--- AVAILABLE RECORDS ---
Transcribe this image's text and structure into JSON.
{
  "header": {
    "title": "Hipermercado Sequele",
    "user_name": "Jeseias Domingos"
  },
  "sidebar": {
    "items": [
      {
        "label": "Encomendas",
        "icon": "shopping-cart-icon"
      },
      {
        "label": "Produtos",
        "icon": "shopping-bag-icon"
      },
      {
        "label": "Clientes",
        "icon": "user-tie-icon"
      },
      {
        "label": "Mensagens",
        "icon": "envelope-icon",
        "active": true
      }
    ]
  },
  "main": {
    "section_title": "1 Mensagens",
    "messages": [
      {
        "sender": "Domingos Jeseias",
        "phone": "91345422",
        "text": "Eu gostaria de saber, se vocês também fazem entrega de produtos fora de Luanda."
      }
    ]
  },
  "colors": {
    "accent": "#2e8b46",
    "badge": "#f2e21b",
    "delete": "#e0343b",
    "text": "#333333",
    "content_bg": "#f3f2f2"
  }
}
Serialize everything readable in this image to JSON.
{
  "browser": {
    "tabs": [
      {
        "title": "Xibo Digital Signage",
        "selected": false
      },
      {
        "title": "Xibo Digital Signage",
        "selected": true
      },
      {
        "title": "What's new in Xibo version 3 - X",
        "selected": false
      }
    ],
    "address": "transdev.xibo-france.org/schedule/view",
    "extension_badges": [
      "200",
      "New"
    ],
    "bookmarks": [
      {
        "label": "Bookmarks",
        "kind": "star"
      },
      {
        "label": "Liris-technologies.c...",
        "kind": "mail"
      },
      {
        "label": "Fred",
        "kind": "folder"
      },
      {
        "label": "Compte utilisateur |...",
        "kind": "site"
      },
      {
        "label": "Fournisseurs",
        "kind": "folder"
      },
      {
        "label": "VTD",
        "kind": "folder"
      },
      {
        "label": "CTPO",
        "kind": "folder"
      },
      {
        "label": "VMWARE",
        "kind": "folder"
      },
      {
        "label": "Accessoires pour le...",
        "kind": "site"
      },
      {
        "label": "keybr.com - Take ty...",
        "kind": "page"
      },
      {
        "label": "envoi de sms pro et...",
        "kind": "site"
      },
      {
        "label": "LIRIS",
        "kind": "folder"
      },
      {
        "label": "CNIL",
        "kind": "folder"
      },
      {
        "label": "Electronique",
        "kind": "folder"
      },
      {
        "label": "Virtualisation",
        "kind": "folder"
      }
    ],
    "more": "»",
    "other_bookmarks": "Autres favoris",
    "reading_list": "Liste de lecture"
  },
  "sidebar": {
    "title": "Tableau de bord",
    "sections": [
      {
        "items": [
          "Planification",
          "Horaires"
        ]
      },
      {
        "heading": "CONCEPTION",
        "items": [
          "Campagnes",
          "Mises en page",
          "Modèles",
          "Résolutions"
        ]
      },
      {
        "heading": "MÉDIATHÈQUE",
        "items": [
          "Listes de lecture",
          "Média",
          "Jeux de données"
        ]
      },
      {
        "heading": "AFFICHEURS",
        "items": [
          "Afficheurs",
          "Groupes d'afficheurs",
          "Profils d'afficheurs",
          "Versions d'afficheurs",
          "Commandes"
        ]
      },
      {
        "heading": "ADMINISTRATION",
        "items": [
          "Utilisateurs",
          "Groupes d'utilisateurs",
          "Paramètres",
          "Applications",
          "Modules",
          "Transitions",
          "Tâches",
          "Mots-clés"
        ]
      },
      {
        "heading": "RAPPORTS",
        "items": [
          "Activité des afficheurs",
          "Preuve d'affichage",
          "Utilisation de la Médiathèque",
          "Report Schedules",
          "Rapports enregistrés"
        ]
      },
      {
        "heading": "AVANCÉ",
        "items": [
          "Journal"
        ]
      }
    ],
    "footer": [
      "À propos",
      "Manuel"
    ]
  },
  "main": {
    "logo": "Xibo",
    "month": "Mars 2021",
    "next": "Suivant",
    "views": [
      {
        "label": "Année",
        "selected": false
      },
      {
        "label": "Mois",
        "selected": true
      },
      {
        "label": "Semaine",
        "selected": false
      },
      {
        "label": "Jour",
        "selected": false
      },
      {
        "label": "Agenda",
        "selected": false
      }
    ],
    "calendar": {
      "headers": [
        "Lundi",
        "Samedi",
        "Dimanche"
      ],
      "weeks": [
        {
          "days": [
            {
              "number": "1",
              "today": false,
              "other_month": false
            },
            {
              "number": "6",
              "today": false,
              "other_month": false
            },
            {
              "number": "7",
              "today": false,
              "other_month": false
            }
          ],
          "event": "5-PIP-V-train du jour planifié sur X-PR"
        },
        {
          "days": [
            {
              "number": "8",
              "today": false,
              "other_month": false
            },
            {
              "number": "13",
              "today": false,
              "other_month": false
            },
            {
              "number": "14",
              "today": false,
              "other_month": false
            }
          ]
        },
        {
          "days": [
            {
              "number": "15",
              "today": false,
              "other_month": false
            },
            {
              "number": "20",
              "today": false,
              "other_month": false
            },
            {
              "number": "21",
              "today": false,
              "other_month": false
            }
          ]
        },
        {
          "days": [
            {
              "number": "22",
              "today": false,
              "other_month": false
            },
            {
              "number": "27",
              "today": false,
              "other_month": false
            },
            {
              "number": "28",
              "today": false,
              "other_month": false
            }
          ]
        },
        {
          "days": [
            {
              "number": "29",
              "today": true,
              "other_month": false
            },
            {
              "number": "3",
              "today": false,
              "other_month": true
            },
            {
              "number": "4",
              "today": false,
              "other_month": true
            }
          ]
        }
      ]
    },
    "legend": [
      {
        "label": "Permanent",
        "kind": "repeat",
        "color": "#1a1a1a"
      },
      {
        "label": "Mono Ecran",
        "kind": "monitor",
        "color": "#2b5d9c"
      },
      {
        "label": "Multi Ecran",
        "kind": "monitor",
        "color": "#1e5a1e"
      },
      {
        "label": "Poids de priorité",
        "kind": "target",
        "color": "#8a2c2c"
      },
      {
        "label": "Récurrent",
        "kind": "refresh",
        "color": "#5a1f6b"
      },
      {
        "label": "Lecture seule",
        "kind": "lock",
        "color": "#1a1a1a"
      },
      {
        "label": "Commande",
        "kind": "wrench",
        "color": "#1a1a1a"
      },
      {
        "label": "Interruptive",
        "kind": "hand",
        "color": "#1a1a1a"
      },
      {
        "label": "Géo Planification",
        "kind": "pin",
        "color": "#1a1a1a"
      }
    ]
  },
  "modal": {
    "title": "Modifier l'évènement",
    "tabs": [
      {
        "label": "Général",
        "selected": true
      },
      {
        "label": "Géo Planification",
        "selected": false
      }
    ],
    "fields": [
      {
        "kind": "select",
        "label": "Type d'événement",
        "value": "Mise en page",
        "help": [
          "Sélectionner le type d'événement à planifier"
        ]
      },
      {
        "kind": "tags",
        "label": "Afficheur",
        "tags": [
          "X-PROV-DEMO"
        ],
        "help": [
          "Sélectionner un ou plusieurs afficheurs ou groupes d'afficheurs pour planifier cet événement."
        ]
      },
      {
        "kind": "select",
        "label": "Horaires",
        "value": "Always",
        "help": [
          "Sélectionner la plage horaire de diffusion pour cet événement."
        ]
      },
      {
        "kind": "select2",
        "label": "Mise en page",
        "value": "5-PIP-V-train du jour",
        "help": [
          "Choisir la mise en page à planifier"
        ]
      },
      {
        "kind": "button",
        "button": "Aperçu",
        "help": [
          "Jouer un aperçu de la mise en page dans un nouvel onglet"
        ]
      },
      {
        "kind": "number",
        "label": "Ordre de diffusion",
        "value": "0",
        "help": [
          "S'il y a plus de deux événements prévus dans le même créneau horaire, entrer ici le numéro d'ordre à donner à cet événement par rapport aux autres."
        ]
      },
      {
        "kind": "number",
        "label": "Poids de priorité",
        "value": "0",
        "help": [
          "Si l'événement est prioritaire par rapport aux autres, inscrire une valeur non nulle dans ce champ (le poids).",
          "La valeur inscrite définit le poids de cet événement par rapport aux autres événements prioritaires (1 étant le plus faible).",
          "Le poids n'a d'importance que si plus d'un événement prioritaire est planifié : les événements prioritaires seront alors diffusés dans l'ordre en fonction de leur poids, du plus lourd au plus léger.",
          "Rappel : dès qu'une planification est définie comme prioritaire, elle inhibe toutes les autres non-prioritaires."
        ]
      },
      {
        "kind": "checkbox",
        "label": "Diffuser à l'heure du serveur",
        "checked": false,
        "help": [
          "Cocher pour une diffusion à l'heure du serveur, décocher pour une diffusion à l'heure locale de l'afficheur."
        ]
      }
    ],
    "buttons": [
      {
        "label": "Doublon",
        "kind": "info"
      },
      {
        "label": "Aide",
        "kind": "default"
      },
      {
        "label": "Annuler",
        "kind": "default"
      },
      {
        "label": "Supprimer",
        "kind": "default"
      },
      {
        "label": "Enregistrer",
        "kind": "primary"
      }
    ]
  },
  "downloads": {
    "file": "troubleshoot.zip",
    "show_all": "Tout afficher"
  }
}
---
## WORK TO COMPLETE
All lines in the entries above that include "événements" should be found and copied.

## TASK SOLUTION
          "S'il y a plus de deux événements prévus dans le même créneau horaire, entrer ici le numéro d'ordre à donner à cet événement par rapport aux autres."
          "La valeur inscrite définit le poids de cet événement par rapport aux autres événements prioritaires (1 étant le plus faible).",
          "Le poids n'a d'importance que si plus d'un événement prioritaire est planifié : les événements prioritaires seront alors diffusés dans l'ordre en fonction de leur poids, du plus lourd au plus léger.",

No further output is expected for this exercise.